Epistemic Injustice against Communities and an Epistemology of Communitarian Contextualism

McFarland Student Union, Room 218

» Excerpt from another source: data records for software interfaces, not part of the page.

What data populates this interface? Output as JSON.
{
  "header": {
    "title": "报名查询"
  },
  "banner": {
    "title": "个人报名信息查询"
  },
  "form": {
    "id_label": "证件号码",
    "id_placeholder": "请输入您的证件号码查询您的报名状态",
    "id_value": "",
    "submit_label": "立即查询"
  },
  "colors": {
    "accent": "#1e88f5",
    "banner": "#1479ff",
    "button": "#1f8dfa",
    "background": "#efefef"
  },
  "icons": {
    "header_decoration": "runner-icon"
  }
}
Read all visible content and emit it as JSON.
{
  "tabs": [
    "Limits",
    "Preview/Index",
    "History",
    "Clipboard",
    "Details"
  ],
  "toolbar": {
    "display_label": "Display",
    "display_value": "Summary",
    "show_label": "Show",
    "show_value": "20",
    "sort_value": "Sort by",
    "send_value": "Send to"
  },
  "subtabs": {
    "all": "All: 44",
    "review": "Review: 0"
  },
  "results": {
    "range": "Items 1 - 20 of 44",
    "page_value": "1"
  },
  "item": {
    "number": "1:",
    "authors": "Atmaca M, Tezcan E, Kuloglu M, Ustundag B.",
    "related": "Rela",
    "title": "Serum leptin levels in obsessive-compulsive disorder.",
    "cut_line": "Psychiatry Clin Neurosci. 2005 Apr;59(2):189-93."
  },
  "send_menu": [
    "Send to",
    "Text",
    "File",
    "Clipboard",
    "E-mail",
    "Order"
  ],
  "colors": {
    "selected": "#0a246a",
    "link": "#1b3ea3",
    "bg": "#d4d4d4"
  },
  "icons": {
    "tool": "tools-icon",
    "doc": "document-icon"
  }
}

After the initial section on the socio-individualistic nature of human cognitive life, we look at recent discussions about the status of groups or communities as epistemic agents. It is argued that groups have an autonomous epistemic status because their collective judgments cannot be reduced to the judgments of their members on pain of paradox. This implies that groups or communities with internal structure, meeting the requirements of the epistemic agency, exist independently of their individual members. We develop a sketch of an epistemology which can ensure epistemic justice to the doxastic attitudes of communities, particularly the vulnerable ones that have been exploited in the past or are being oppressed currently. This epistemology of communitarian contextualism has the following elements to it: communitarian doxastic attitudes supervene over the doxastic attitudes of individual members and can be multiply realized, there can be irreducible differences between the doxastic attitudes of different communities and groups, such communities also have a broad range of shared beliefs about the world, and finally, knowledge-ascription across such communities can be carried out with testimonial and hermeneutical justice only through the exercise of what I call dual intellectual virtuosity.